- [REQUIRED ACTION] Write out all records as given; omit images.
====== SOURCE INFORMATION
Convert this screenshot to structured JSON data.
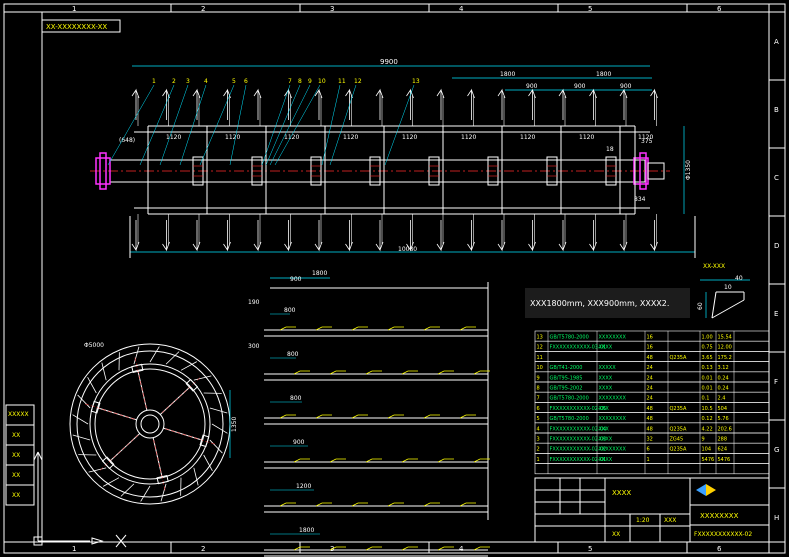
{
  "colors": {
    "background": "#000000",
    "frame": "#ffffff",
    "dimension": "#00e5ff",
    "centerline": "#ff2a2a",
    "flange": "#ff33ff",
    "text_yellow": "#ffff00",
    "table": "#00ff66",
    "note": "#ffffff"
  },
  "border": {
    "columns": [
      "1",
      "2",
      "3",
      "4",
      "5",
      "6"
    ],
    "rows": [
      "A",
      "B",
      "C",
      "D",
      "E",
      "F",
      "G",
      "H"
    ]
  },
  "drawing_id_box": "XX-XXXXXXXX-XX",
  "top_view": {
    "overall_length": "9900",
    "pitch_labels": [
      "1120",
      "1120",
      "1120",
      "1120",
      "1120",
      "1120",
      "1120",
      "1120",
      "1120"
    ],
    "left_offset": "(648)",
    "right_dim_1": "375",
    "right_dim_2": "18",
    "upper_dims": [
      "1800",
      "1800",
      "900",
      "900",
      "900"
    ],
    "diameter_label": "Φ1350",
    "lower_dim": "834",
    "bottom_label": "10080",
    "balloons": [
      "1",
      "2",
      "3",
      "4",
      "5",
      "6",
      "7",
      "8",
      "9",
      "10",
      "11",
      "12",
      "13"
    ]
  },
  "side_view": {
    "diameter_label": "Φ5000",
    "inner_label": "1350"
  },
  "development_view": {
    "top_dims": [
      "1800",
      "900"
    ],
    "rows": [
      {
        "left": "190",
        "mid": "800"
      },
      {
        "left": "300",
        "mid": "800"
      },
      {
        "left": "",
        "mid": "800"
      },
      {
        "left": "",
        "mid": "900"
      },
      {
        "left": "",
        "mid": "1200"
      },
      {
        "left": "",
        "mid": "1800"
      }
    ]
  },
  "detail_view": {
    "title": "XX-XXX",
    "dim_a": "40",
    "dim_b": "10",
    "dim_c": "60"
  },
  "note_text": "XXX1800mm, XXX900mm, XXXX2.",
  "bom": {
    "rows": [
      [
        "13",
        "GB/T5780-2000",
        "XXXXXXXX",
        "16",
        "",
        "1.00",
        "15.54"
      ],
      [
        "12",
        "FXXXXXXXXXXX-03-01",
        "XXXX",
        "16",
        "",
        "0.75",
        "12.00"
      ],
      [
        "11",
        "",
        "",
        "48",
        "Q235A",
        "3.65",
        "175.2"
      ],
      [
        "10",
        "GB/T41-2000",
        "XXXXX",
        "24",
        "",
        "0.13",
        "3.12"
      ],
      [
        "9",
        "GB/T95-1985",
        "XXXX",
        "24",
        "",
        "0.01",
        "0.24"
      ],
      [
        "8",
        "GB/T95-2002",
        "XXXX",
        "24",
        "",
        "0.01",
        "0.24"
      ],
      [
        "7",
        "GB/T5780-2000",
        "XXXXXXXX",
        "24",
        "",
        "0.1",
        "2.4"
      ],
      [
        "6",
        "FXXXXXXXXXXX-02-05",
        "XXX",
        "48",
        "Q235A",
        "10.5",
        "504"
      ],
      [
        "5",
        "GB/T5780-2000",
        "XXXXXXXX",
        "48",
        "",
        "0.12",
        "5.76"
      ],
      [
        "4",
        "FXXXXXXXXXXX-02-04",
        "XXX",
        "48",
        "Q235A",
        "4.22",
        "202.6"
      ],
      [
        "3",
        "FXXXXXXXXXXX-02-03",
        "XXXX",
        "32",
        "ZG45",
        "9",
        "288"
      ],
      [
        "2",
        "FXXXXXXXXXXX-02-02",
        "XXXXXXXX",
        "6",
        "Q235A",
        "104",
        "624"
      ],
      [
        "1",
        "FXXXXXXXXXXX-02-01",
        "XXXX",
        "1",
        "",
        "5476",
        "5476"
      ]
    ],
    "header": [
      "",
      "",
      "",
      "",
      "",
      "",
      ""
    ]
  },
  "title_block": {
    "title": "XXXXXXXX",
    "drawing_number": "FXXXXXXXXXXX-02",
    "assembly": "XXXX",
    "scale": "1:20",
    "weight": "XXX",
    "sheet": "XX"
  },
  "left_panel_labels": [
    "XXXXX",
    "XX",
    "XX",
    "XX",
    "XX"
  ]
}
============
- [THE ANSWER]
Convert this screenshot to structured JSON data.
{
  "colors": {
    "background": "#000000",
    "frame": "#ffffff",
    "dimension": "#00e5ff",
    "centerline": "#ff2a2a",
    "flange": "#ff33ff",
    "text_yellow": "#ffff00",
    "table": "#00ff66",
    "note": "#ffffff"
  },
  "border": {
    "columns": [
      "1",
      "2",
      "3",
      "4",
      "5",
      "6"
    ],
    "rows": [
      "A",
      "B",
      "C",
      "D",
      "E",
      "F",
      "G",
      "H"
    ]
  },
  "drawing_id_box": "XX-XXXXXXXX-XX",
  "top_view": {
    "overall_length": "9900",
    "pitch_labels": [
      "1120",
      "1120",
      "1120",
      "1120",
      "1120",
      "1120",
      "1120",
      "1120",
      "1120"
    ],
    "left_offset": "(648)",
    "right_dim_1": "375",
    "right_dim_2": "18",
    "upper_dims": [
      "1800",
      "1800",
      "900",
      "900",
      "900"
    ],
    "diameter_label": "Φ1350",
    "lower_dim": "834",
    "bottom_label": "10080",
    "balloons": [
      "1",
      "2",
      "3",
      "4",
      "5",
      "6",
      "7",
      "8",
      "9",
      "10",
      "11",
      "12",
      "13"
    ]
  },
  "side_view": {
    "diameter_label": "Φ5000",
    "inner_label": "1350"
  },
  "development_view": {
    "top_dims": [
      "1800",
      "900"
    ],
    "rows": [
      {
        "left": "190",
        "mid": "800"
      },
      {
        "left": "300",
        "mid": "800"
      },
      {
        "left": "",
        "mid": "800"
      },
      {
        "left": "",
        "mid": "900"
      },
      {
        "left": "",
        "mid": "1200"
      },
      {
        "left": "",
        "mid": "1800"
      }
    ]
  },
  "detail_view": {
    "title": "XX-XXX",
    "dim_a": "40",
    "dim_b": "10",
    "dim_c": "60"
  },
  "note_text": "XXX1800mm, XXX900mm, XXXX2.",
  "bom": {
    "rows": [
      [
        "13",
        "GB/T5780-2000",
        "XXXXXXXX",
        "16",
        "",
        "1.00",
        "15.54"
      ],
      [
        "12",
        "FXXXXXXXXXXX-03-01",
        "XXXX",
        "16",
        "",
        "0.75",
        "12.00"
      ],
      [
        "11",
        "",
        "",
        "48",
        "Q235A",
        "3.65",
        "175.2"
      ],
      [
        "10",
        "GB/T41-2000",
        "XXXXX",
        "24",
        "",
        "0.13",
        "3.12"
      ],
      [
        "9",
        "GB/T95-1985",
        "XXXX",
        "24",
        "",
        "0.01",
        "0.24"
      ],
      [
        "8",
        "GB/T95-2002",
        "XXXX",
        "24",
        "",
        "0.01",
        "0.24"
      ],
      [
        "7",
        "GB/T5780-2000",
        "XXXXXXXX",
        "24",
        "",
        "0.1",
        "2.4"
      ],
      [
        "6",
        "FXXXXXXXXXXX-02-05",
        "XXX",
        "48",
        "Q235A",
        "10.5",
        "504"
      ],
      [
        "5",
        "GB/T5780-2000",
        "XXXXXXXX",
        "48",
        "",
        "0.12",
        "5.76"
      ],
      [
        "4",
        "FXXXXXXXXXXX-02-04",
        "XXX",
        "48",
        "Q235A",
        "4.22",
        "202.6"
      ],
      [
        "3",
        "FXXXXXXXXXXX-02-03",
        "XXXX",
        "32",
        "ZG45",
        "9",
        "288"
      ],
      [
        "2",
        "FXXXXXXXXXXX-02-02",
        "XXXXXXXX",
        "6",
        "Q235A",
        "104",
        "624"
      ],
      [
        "1",
        "FXXXXXXXXXXX-02-01",
        "XXXX",
        "1",
        "",
        "5476",
        "5476"
      ]
    ],
    "header": [
      "",
      "",
      "",
      "",
      "",
      "",
      ""
    ]
  },
  "title_block": {
    "title": "XXXXXXXX",
    "drawing_number": "FXXXXXXXXXXX-02",
    "assembly": "XXXX",
    "scale": "1:20",
    "weight": "XXX",
    "sheet": "XX"
  },
  "left_panel_labels": [
    "XXXXX",
    "XX",
    "XX",
    "XX",
    "XX"
  ]
}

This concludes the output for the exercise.